Wang, A. T., Prinsep, M. R., & Martinus, R. D. (2016). Pterocellin A isolated from marine bryozoan Pterocella vesiculosa is cytotoxic to human HeLa cells via mitochondrial apoptotic processes. SpringerPlus. http://doi.org/10.1186/s40064-016-2397-9
Permanent Research Commons link: https://hdl.handle.net/10289/10409
Pterocellin A is a novel bioactive alkaloid isolated from the New Zealand marine bryozoan Pterocella vesiculosa. It exhibits potent antitumour activity towards the P388 (murine leukaemia) cell line in vitro and is selectively sensitive towards certain non-small cell lung, melanoma, and breast cancer cell lines, however, the biological mode of action of pterocellin A is unknown. Using the human cervical cancer cell line HeLa, we show that pterocellin A exhibited cytotoxicity against HeLa cells with an IC50 of 886 ng/mL. Time-course MTT and LDH assays were carried out and the results showed only a low level of cytosolic LDH was detected in the supernatant after all the cells have died from pterocellin A treatment at 2000 ng/mL. This indicated the cells maintained membrane integrity upon cell death which suggested apoptotic cell death. Additionally, morphological changes were observed under the microscope after 6 h of treatment. Cell shrinkage and nucleus condensation were observed, as well as apparent membrane blebbing, a key feature of apoptosis. The MTT data was also indicative of mitochondria impairment which could suggest that pterocellin A targets the mitochondria.
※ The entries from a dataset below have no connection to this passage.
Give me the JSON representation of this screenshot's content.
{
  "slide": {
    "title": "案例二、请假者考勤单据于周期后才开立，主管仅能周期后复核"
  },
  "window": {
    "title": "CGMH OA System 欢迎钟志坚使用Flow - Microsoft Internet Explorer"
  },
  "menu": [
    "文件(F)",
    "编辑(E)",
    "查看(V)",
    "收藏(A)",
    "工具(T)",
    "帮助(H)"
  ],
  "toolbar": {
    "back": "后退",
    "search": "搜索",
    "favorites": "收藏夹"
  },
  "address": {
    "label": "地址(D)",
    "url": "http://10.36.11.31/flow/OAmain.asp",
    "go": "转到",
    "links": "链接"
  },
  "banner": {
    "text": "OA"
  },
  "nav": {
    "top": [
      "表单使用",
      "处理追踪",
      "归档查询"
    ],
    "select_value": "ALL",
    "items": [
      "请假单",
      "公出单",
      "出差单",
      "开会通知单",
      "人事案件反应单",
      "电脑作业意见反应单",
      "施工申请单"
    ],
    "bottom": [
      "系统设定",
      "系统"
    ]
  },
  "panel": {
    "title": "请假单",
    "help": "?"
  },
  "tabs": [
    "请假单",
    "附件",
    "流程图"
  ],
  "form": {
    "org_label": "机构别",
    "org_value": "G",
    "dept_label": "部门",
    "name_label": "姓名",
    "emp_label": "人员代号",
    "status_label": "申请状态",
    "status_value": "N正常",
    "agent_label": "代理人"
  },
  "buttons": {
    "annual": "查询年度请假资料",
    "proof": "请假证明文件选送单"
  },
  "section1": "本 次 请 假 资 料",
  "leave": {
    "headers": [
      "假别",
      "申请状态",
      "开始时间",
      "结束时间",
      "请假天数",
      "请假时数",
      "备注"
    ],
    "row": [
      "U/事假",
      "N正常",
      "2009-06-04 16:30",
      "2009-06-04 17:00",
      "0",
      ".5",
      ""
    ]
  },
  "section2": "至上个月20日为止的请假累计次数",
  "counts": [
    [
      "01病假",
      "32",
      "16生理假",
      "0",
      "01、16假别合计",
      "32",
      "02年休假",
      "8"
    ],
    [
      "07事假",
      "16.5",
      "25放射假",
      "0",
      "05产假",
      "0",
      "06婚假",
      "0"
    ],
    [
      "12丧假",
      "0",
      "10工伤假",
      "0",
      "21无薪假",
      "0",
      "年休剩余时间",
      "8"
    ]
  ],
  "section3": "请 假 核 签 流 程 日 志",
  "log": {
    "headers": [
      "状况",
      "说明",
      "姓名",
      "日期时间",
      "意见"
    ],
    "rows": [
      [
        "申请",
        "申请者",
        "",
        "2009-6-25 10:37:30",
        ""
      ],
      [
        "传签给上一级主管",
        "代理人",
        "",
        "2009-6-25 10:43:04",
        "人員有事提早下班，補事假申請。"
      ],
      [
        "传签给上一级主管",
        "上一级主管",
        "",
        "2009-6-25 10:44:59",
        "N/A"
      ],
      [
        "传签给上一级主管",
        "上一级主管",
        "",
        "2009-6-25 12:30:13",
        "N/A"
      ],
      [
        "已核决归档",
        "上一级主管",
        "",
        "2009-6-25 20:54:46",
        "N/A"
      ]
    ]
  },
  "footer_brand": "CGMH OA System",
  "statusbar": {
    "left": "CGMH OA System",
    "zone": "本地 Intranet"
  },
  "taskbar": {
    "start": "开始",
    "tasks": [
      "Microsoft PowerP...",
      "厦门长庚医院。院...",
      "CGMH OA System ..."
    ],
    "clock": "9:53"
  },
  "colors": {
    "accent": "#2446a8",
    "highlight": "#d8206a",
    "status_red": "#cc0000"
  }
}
This idea was supported by the observed changes in the morphology and location of the mitochondria after exposure to pterocellin A. Furthermore, the level of activated caspase-3 in HeLa cells increased after treatment with pterocellin A; activated caspase-3 can only be detected after a series of signalling events following the induction of apoptosis. These data support the notion that pterocellin A is an inducer of apoptosis in HeLa cells possibly via mitochondria related processes.
© 2016 The Author(s). This article is distributed under the terms of the Creative Commons Attribution 4.0 International License (http://creativecommons.org/licenses/by/4.0/), which permits unrestricted use, distribution, and reproduction in any medium, provided you give appropriate credit to the original author(s) and the source, provide a link to the Creative Commons license, and indicate if changes were made.